*** Opening Source material ***

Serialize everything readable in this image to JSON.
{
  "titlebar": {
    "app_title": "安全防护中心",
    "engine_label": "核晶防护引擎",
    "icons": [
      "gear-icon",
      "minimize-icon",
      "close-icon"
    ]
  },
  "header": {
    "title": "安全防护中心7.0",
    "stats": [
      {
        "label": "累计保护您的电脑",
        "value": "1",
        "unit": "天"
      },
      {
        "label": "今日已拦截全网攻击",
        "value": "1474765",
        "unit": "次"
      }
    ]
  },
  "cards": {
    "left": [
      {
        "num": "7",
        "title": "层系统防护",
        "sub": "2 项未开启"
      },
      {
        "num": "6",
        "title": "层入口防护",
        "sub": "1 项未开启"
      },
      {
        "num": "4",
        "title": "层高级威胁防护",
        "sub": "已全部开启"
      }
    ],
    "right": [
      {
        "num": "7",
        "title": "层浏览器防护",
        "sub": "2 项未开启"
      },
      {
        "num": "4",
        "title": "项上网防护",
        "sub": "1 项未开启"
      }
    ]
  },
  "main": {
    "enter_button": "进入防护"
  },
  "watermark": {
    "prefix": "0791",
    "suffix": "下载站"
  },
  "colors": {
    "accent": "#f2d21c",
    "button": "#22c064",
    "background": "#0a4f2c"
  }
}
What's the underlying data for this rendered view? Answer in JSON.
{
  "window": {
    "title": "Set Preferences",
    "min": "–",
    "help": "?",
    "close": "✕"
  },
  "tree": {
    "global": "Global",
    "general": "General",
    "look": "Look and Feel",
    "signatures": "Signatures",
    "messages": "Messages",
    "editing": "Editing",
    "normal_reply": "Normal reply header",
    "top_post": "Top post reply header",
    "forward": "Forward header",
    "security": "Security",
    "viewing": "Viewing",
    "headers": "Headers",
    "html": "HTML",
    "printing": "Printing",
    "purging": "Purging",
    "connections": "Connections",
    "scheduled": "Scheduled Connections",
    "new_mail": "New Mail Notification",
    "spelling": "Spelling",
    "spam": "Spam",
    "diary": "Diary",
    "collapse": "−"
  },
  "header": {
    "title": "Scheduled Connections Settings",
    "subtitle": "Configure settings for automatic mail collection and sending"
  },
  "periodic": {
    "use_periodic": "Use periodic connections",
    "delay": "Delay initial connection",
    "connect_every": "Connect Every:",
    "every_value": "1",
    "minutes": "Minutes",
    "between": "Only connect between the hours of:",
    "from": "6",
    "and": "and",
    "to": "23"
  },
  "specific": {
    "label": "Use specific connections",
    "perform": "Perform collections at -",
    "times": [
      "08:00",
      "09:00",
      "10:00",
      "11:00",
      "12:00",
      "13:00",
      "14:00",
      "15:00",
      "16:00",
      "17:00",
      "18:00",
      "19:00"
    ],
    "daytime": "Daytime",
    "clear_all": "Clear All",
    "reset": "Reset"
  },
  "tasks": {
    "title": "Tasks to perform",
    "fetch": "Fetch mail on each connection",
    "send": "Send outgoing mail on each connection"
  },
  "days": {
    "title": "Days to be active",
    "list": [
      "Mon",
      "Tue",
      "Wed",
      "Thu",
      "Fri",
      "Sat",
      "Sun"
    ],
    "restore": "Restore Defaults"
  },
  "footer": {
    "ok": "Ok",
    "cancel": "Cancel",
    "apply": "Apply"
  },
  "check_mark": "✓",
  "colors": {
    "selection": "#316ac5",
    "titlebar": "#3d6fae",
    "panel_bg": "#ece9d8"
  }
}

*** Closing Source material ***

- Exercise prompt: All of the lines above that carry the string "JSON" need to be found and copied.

- Task answer:
Serialize everything readable in this image to JSON.
What's the underlying data for this rendered view? Answer in JSON.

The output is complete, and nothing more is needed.